A prime example of this can be found in The Fifth Element, when Bruce Willis' character wins a vacation to Fhloston, a gorgeous, beach-filled planet in another galaxy, and stays in a luxury space vacation "development" (actually a gigantic spaceship). Of course, plans for manmade Biospheres on places like the moon and mars have already been in the works and practice models, such as Biosphere 2, have been built, but we're a long way off from habitable colonies in deep space.
Of course this had to be at the top of the list--ever since Back to the Future II came out, we've been dreaming of the day when we could pilot our own mini aircrafts (and skateboard with just the help of an air cushion). Apparently, this scenario might not be too far into the future--a company called Moller International has already developed the Skycar, a "personal vertical takeoff and landing (VTOL) vehicle." I can only imagine the number of headaches this is bound to give the FAA (and the inevitable restrictions that will result).
When we hear the term android, we usually think of the appropriate definition: an artificial being that resembles a human in both appearance and behavior.
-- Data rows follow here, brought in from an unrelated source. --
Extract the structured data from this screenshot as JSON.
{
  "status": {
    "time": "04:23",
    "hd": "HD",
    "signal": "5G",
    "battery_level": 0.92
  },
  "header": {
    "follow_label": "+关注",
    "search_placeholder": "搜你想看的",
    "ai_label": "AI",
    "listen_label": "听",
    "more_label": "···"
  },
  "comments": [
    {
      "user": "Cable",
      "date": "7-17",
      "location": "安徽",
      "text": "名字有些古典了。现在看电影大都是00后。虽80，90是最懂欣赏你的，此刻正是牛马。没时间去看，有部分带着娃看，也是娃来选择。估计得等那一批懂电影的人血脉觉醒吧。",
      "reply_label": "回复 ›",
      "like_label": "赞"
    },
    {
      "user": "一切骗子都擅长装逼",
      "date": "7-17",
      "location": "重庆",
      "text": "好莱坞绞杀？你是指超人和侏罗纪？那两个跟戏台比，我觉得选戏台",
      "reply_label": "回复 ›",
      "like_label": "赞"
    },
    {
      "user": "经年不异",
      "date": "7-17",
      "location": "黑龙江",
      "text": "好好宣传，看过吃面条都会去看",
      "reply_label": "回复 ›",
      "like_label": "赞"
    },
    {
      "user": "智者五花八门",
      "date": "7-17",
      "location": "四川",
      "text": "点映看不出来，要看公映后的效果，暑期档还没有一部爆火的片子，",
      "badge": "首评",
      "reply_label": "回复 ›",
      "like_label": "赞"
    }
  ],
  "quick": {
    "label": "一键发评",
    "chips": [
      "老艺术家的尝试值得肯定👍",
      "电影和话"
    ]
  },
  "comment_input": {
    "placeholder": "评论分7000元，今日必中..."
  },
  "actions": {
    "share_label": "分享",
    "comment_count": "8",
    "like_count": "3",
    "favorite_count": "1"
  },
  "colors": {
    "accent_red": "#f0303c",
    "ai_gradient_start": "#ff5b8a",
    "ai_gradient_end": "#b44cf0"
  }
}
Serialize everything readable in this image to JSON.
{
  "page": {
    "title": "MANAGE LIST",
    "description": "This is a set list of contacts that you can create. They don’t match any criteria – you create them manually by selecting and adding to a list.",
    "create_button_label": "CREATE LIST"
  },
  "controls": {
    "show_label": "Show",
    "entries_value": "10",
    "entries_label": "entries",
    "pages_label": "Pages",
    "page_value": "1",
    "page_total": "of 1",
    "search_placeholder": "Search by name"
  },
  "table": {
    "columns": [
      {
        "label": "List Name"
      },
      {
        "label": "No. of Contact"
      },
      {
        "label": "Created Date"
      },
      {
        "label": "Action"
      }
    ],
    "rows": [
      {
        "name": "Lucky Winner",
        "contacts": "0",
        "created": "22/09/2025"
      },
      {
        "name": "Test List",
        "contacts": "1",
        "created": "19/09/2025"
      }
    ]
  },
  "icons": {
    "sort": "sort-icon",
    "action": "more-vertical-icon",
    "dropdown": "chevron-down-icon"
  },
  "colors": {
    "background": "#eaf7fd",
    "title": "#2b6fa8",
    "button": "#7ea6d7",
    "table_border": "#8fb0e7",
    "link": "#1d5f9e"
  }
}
Two characters that immediately spring to mind are C-3PO from Star Wars and Data from Star Trek: The Next Generation. Humanoid robots already exist, thanks to a slew of Japanese companies--such as Honda--but these bots don't yet completely factor in the "behavior" quotient of the android equation.
The implications of cloning are far reaching, and but one of them is the ability to grow replacement organs and body parts. Of course, if the moral issues are left by the wayside, things could get creepy really fast; think of the scene in The Island where they come upon rows and rows of sleeping clones whose futures are limited to organ harvesting. Ew. A better scenario: medical scientists conceive of a way to grow individual parts in a matter of days from a small tissue sample.
Remember The Jetsons? Picture this: you're stuck in traffic on your way home from work so you pick up your mobile device, punch in a series of commands, and have your freezer defrost the roast on its top shelf. Even better, once it's defrosted, a little door between the freezer and the oven opens and the roast is transported via a conveyor belt to the oven to start cooking. That's what we call "smart appliances", and companies such as Samsung, Whirlpool, and LG Electronics are already working on them. More recently, Microsoft showed off a home laden with them.
"Uni-energy" is the term I've coined for the 100% clean and renewable energy to be used in all vehicles, appliances, and machines. And guess what? It already exists. Wind, running water, the sun, even manure and other biomass can all provide energy and they pretty much never run out. All that's missing is a convertible cell capable of containing this power and the ensuing compatibility of all power-hungry devices.